City of North Vancouver mayor Darrell Mussatto, who is also chair of Metro Vancouver’s utilities committee, noted that the region is trying to be proactive — water restrictions could begin as early as May 1 in 2018, compared with the current May 15, which is consistent with predictions for climate change.
“We are taking this report seriously,” he said.
A regional study is also looking at the pros and cons of residential water metering. Longer-term solutions may include deepening of the intake at Coquitlam reservoir and raising the height of the Seymour dam to create more storage capacity for drier periods.
There is potential for irrigated farming to increase from 15,000 hectares to 35,000 in Metro Vancouver, he said, but new infrastructure will have to be built.

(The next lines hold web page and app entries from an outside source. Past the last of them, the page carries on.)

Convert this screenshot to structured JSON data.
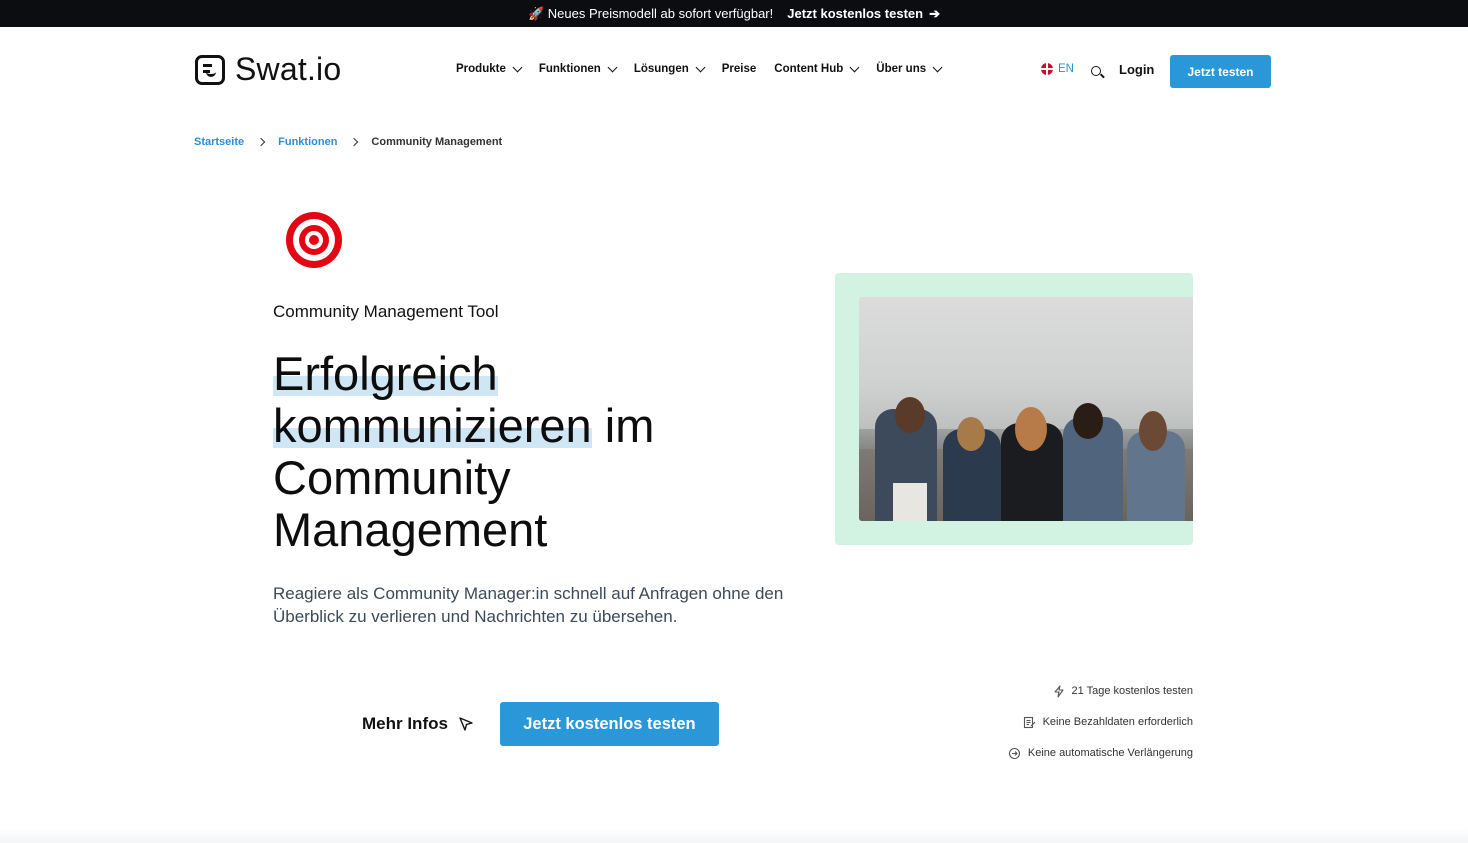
{
  "topbar": {
    "promo_icon": "rocket-icon",
    "promo_text": "🚀 Neues Preismodell ab sofort verfügbar!",
    "cta_label": "Jetzt kostenlos testen",
    "cta_icon": "arrow-right-icon"
  },
  "header": {
    "logo_text": "Swat.io",
    "nav": [
      {
        "label": "Produkte",
        "has_dropdown": true
      },
      {
        "label": "Funktionen",
        "has_dropdown": true
      },
      {
        "label": "Lösungen",
        "has_dropdown": true
      },
      {
        "label": "Preise",
        "has_dropdown": false
      },
      {
        "label": "Content Hub",
        "has_dropdown": true
      },
      {
        "label": "Über uns",
        "has_dropdown": true
      }
    ],
    "language": "EN",
    "login_label": "Login",
    "cta_label": "Jetzt testen"
  },
  "breadcrumb": {
    "items": [
      "Startseite",
      "Funktionen"
    ],
    "current": "Community Management"
  },
  "hero": {
    "icon": "target-icon",
    "eyebrow": "Community Management Tool",
    "headline_hl1": "Erfolgreich",
    "headline_hl2": "kommunizieren",
    "headline_rest1": " im",
    "headline_rest2": "Community",
    "headline_rest3": "Management",
    "lead": "Reagiere als Community Manager:in schnell auf Anfragen ohne den Überblick zu verlieren und Nachrichten zu übersehen.",
    "more_label": "Mehr Infos",
    "more_icon": "cursor-icon",
    "cta_label": "Jetzt kostenlos testen",
    "image": "group-of-women-at-beach-photo"
  },
  "benefits": [
    {
      "icon": "lightning-icon",
      "text": "21 Tage kostenlos testen"
    },
    {
      "icon": "document-edit-icon",
      "text": "Keine Bezahldaten erforderlich"
    },
    {
      "icon": "cancel-renew-icon",
      "text": "Keine automatische Verlängerung"
    }
  ],
  "colors": {
    "primary": "#2a98d8",
    "link": "#2a8fd6",
    "topbar_bg": "#0b0d11",
    "media_bg": "#d2f3e1",
    "highlight": "#cfe6f5",
    "target_red": "#e30613"
  }
}
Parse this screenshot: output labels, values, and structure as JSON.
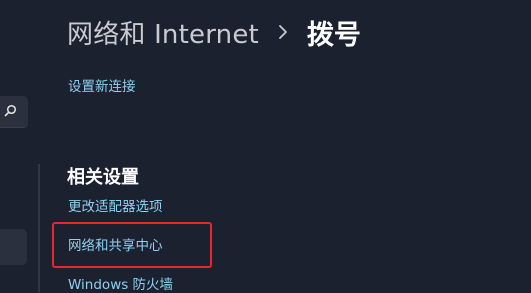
{
  "breadcrumb": {
    "parent": "网络和 Internet",
    "current": "拨号"
  },
  "links": {
    "setup_new_connection": "设置新连接"
  },
  "related_settings": {
    "heading": "相关设置",
    "items": [
      {
        "label": "更改适配器选项"
      },
      {
        "label": "网络和共享中心"
      },
      {
        "label": "Windows 防火墙"
      }
    ]
  },
  "annotation": {
    "highlight_color": "#e8262b"
  },
  "colors": {
    "background": "#1c2130",
    "link": "#8fd0ef",
    "text": "#ffffff",
    "breadcrumb_parent": "#c9cbd0"
  },
  "icons": {
    "search": "search-icon",
    "breadcrumb_separator": "chevron-right-icon"
  }
}
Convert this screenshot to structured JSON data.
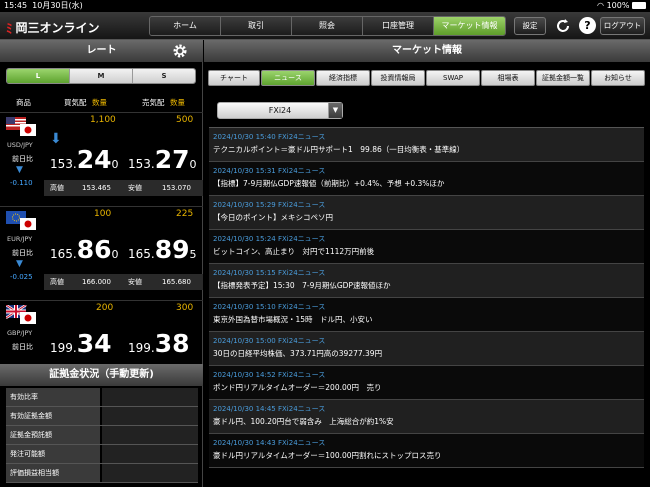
{
  "status_bar": {
    "time": "15:45",
    "date": "10月30日(水)",
    "battery": "100%"
  },
  "app": {
    "logo_text": "岡三オンライン"
  },
  "nav": {
    "tabs": [
      "ホーム",
      "取引",
      "照会",
      "口座管理",
      "マーケット情報"
    ],
    "active": "マーケット情報",
    "settings_label": "設定",
    "logout_label": "ログアウト"
  },
  "rate_panel": {
    "title": "レート",
    "size_tabs": [
      "L",
      "M",
      "S"
    ],
    "active_size": "L",
    "headers": {
      "product": "商品",
      "buy": "買気配",
      "buy_qty": "数量",
      "sell": "売気配",
      "sell_qty": "数量"
    },
    "pairs": [
      {
        "name": "USD/JPY",
        "zenjitsu": "前日比",
        "change": "-0.110",
        "buy_qty": "1,100",
        "sell_qty": "500",
        "buy": {
          "a": "153.",
          "b": "24",
          "c": "0"
        },
        "sell": {
          "a": "153.",
          "b": "27",
          "c": "0"
        },
        "high_label": "高値",
        "high": "153.465",
        "low_label": "安値",
        "low": "153.070"
      },
      {
        "name": "EUR/JPY",
        "zenjitsu": "前日比",
        "change": "-0.025",
        "buy_qty": "100",
        "sell_qty": "225",
        "buy": {
          "a": "165.",
          "b": "86",
          "c": "0"
        },
        "sell": {
          "a": "165.",
          "b": "89",
          "c": "5"
        },
        "high_label": "高値",
        "high": "166.000",
        "low_label": "安値",
        "low": "165.680"
      },
      {
        "name": "GBP/JPY",
        "zenjitsu": "前日比",
        "change": "",
        "buy_qty": "200",
        "sell_qty": "300",
        "buy": {
          "a": "199.",
          "b": "34",
          "c": ""
        },
        "sell": {
          "a": "199.",
          "b": "38",
          "c": ""
        }
      }
    ]
  },
  "margin_panel": {
    "title": "証拠金状況（手動更新)",
    "rows": [
      "有効比率",
      "有効証拠金額",
      "証拠金預託額",
      "発注可能額",
      "評価損益相当額"
    ]
  },
  "market": {
    "title": "マーケット情報",
    "subtabs": [
      "チャート",
      "ニュース",
      "経済指標",
      "投資情報局",
      "SWAP",
      "相場表",
      "証拠金額一覧",
      "お知らせ"
    ],
    "active_subtab": "ニュース",
    "source_select": "FXi24",
    "news": [
      {
        "meta": "2024/10/30 15:40 FXi24ニュース",
        "title": "テクニカルポイント＝豪ドル円サポート1　99.86（一目均衡表・基準線）"
      },
      {
        "meta": "2024/10/30 15:31 FXi24ニュース",
        "title": "【指標】7-9月期仏GDP速報値（前期比）+0.4%、予想 +0.3%ほか"
      },
      {
        "meta": "2024/10/30 15:29 FXi24ニュース",
        "title": "【今日のポイント】メキシコペソ円"
      },
      {
        "meta": "2024/10/30 15:24 FXi24ニュース",
        "title": "ビットコイン、高止まり　対円で1112万円前後"
      },
      {
        "meta": "2024/10/30 15:15 FXi24ニュース",
        "title": "【指標発表予定】15:30　7-9月期仏GDP速報値ほか"
      },
      {
        "meta": "2024/10/30 15:10 FXi24ニュース",
        "title": "東京外国為替市場概況・15時　ドル円、小安い"
      },
      {
        "meta": "2024/10/30 15:00 FXi24ニュース",
        "title": "30日の日経平均株価、373.71円高の39277.39円"
      },
      {
        "meta": "2024/10/30 14:52 FXi24ニュース",
        "title": "ポンド円リアルタイムオーダー＝200.00円　売り"
      },
      {
        "meta": "2024/10/30 14:45 FXi24ニュース",
        "title": "豪ドル円、100.20円台で弱含み　上海総合が約1%安"
      },
      {
        "meta": "2024/10/30 14:43 FXi24ニュース",
        "title": "豪ドル円リアルタイムオーダー＝100.00円割れにストップロス売り"
      }
    ]
  },
  "colors": {
    "accent_green": "#7dbb45",
    "buy_qty": "#e8b400",
    "news_meta": "#4a9cdb",
    "change_blue": "#46a8ff"
  }
}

The regional government currently supplies water to less than 470 hectares — most greenhouses on a metered system. That leaves farmers to use their own wells or surface water sources, including from the Fraser River pumped from ditches.
“Irrigation systems will have to become more efficient and also managed properly to make sure water taken and applied is beneficial and not wasted,” he said.
Reduced flows on the Fraser combined with rising ocean levels will allow salt to expand its reach upriver to Pattullo Bridge by 2050, he added.
“Water will have to be drawn between tide cycles and there is no guarantee that sufficient water will be available.”
Raising Dam heights and lowering water Intakes might work for the medium-term. But if we're talking about a Metro Vancouver Water system that extends from West Vancouver to Chilliwack, we might need a bit more water than upgrading the existing dams would offer.
Is a potential option- pristine, and not really used for anything other than fishing. It's far away from anything, (the only way to get to it is via forest Service roads, and it's closest to Harrison Hot Springs), and it's too small without building a dam of some sort.
I don't think it's particularly worth it.
Harrison and Stave are potential options- running out of water is highly unlikely, and would thus remove the likelihood of requiring any water restrictions into the future.
However, there are major quality issues here- at Stave due to Miracle Valley, and at Harrison, because of Harrison Hot Springs.
There were plans for a series of Run-of-river dams in Upper Pitt, but no news stories have come out since 2008- back when run-of-river was booming in BC. It seems to be dead, so I'm ignoring it.
The only real two solutions are a new dam, or using Alouette Lake.
There are two areas of concern in Alouette- first, Alouette is connected to Stave Lake by a water tunnel- supposedly to manage water levels. This would be permanently blocked off.
Alouette is also a recreational lake. Recreational facilities could be moved to Indian Arm, Stave Lake, and Pinecone Burke.
However, a significant amount of cash must be injected into the Provincial park system, either from Metro Van, or the Province, to do so. Keep in mind the BC Provincial Parks Picnicking facilities in the Fraser Valley are already crowded and underfunded.
Moving them would thus be an extra cost that cannot be absorbed elsewhere in the government.
A new dam would be extremely far from Metro Vancouver, however. The good sites have already been dammed.